Start of The data

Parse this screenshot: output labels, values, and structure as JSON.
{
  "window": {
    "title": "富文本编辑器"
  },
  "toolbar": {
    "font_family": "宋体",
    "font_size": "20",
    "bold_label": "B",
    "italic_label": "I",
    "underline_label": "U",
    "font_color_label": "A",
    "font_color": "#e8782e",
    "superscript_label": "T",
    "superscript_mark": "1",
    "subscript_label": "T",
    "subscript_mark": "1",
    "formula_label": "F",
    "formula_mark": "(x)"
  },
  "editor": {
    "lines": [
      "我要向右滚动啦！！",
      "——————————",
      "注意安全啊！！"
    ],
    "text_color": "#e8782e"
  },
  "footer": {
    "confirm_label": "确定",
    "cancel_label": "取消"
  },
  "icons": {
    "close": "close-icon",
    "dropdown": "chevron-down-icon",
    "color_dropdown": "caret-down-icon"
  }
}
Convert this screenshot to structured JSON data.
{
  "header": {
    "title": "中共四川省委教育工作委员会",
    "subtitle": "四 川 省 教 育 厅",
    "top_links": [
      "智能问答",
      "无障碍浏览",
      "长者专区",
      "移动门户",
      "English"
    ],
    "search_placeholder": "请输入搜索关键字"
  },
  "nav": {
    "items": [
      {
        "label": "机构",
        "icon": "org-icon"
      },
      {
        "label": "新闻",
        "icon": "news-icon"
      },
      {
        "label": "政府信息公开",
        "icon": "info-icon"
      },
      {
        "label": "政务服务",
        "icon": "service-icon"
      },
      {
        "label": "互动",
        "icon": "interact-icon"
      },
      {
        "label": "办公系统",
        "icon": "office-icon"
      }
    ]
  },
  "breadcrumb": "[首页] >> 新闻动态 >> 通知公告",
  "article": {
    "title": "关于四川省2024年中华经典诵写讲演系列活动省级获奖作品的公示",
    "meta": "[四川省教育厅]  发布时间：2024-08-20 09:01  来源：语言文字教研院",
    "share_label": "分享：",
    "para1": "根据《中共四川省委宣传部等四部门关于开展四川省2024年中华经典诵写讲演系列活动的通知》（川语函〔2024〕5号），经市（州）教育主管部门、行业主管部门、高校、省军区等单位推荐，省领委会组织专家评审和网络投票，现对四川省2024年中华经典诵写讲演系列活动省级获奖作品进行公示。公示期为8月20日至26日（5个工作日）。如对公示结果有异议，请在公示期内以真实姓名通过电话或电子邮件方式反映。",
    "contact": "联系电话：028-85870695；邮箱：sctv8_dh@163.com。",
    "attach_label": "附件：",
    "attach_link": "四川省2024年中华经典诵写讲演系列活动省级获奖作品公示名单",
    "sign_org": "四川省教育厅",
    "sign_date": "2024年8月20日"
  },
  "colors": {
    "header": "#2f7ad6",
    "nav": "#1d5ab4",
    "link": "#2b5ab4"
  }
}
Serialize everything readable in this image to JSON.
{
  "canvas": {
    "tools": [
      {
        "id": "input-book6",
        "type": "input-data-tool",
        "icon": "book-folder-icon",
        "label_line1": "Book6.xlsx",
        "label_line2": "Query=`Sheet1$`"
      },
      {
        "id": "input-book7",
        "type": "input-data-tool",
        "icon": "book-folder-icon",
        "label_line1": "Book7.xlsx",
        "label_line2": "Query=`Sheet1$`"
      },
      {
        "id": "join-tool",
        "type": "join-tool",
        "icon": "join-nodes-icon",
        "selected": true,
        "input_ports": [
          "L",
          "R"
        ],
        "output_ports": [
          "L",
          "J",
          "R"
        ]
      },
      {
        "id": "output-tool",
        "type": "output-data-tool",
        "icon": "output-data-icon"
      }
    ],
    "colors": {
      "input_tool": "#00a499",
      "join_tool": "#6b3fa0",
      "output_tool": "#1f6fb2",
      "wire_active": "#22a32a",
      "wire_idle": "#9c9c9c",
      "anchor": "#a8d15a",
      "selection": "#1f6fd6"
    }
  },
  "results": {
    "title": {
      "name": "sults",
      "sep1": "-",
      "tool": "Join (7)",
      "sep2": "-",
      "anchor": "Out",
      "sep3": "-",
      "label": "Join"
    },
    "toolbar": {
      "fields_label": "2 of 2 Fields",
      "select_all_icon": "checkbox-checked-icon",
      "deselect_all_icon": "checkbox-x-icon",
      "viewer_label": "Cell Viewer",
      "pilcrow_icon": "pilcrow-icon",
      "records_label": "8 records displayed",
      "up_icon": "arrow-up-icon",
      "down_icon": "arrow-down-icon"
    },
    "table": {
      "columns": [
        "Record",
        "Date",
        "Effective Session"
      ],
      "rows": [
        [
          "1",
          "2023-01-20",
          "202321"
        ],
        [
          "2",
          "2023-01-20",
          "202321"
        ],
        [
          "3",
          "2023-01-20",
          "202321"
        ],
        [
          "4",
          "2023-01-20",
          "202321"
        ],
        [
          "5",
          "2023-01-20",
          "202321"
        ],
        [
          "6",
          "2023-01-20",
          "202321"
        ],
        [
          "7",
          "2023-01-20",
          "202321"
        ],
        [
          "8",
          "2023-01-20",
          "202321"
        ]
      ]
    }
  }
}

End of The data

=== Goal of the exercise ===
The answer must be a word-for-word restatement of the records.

=== Answer area ===
Parse this screenshot: output labels, values, and structure as JSON.
{
  "window": {
    "title": "富文本编辑器"
  },
  "toolbar": {
    "font_family": "宋体",
    "font_size": "20",
    "bold_label": "B",
    "italic_label": "I",
    "underline_label": "U",
    "font_color_label": "A",
    "font_color": "#e8782e",
    "superscript_label": "T",
    "superscript_mark": "1",
    "subscript_label": "T",
    "subscript_mark": "1",
    "formula_label": "F",
    "formula_mark": "(x)"
  },
  "editor": {
    "lines": [
      "我要向右滚动啦！！",
      "——————————",
      "注意安全啊！！"
    ],
    "text_color": "#e8782e"
  },
  "footer": {
    "confirm_label": "确定",
    "cancel_label": "取消"
  },
  "icons": {
    "close": "close-icon",
    "dropdown": "chevron-down-icon",
    "color_dropdown": "caret-down-icon"
  }
}
Convert this screenshot to structured JSON data.
{
  "header": {
    "title": "中共四川省委教育工作委员会",
    "subtitle": "四 川 省 教 育 厅",
    "top_links": [
      "智能问答",
      "无障碍浏览",
      "长者专区",
      "移动门户",
      "English"
    ],
    "search_placeholder": "请输入搜索关键字"
  },
  "nav": {
    "items": [
      {
        "label": "机构",
        "icon": "org-icon"
      },
      {
        "label": "新闻",
        "icon": "news-icon"
      },
      {
        "label": "政府信息公开",
        "icon": "info-icon"
      },
      {
        "label": "政务服务",
        "icon": "service-icon"
      },
      {
        "label": "互动",
        "icon": "interact-icon"
      },
      {
        "label": "办公系统",
        "icon": "office-icon"
      }
    ]
  },
  "breadcrumb": "[首页] >> 新闻动态 >> 通知公告",
  "article": {
    "title": "关于四川省2024年中华经典诵写讲演系列活动省级获奖作品的公示",
    "meta": "[四川省教育厅]  发布时间：2024-08-20 09:01  来源：语言文字教研院",
    "share_label": "分享：",
    "para1": "根据《中共四川省委宣传部等四部门关于开展四川省2024年中华经典诵写讲演系列活动的通知》（川语函〔2024〕5号），经市（州）教育主管部门、行业主管部门、高校、省军区等单位推荐，省领委会组织专家评审和网络投票，现对四川省2024年中华经典诵写讲演系列活动省级获奖作品进行公示。公示期为8月20日至26日（5个工作日）。如对公示结果有异议，请在公示期内以真实姓名通过电话或电子邮件方式反映。",
    "contact": "联系电话：028-85870695；邮箱：sctv8_dh@163.com。",
    "attach_label": "附件：",
    "attach_link": "四川省2024年中华经典诵写讲演系列活动省级获奖作品公示名单",
    "sign_org": "四川省教育厅",
    "sign_date": "2024年8月20日"
  },
  "colors": {
    "header": "#2f7ad6",
    "nav": "#1d5ab4",
    "link": "#2b5ab4"
  }
}
Serialize everything readable in this image to JSON.
{
  "canvas": {
    "tools": [
      {
        "id": "input-book6",
        "type": "input-data-tool",
        "icon": "book-folder-icon",
        "label_line1": "Book6.xlsx",
        "label_line2": "Query=`Sheet1$`"
      },
      {
        "id": "input-book7",
        "type": "input-data-tool",
        "icon": "book-folder-icon",
        "label_line1": "Book7.xlsx",
        "label_line2": "Query=`Sheet1$`"
      },
      {
        "id": "join-tool",
        "type": "join-tool",
        "icon": "join-nodes-icon",
        "selected": true,
        "input_ports": [
          "L",
          "R"
        ],
        "output_ports": [
          "L",
          "J",
          "R"
        ]
      },
      {
        "id": "output-tool",
        "type": "output-data-tool",
        "icon": "output-data-icon"
      }
    ],
    "colors": {
      "input_tool": "#00a499",
      "join_tool": "#6b3fa0",
      "output_tool": "#1f6fb2",
      "wire_active": "#22a32a",
      "wire_idle": "#9c9c9c",
      "anchor": "#a8d15a",
      "selection": "#1f6fd6"
    }
  },
  "results": {
    "title": {
      "name": "sults",
      "sep1": "-",
      "tool": "Join (7)",
      "sep2": "-",
      "anchor": "Out",
      "sep3": "-",
      "label": "Join"
    },
    "toolbar": {
      "fields_label": "2 of 2 Fields",
      "select_all_icon": "checkbox-checked-icon",
      "deselect_all_icon": "checkbox-x-icon",
      "viewer_label": "Cell Viewer",
      "pilcrow_icon": "pilcrow-icon",
      "records_label": "8 records displayed",
      "up_icon": "arrow-up-icon",
      "down_icon": "arrow-down-icon"
    },
    "table": {
      "columns": [
        "Record",
        "Date",
        "Effective Session"
      ],
      "rows": [
        [
          "1",
          "2023-01-20",
          "202321"
        ],
        [
          "2",
          "2023-01-20",
          "202321"
        ],
        [
          "3",
          "2023-01-20",
          "202321"
        ],
        [
          "4",
          "2023-01-20",
          "202321"
        ],
        [
          "5",
          "2023-01-20",
          "202321"
        ],
        [
          "6",
          "2023-01-20",
          "202321"
        ],
        [
          "7",
          "2023-01-20",
          "202321"
        ],
        [
          "8",
          "2023-01-20",
          "202321"
        ]
      ]
    }
  }
}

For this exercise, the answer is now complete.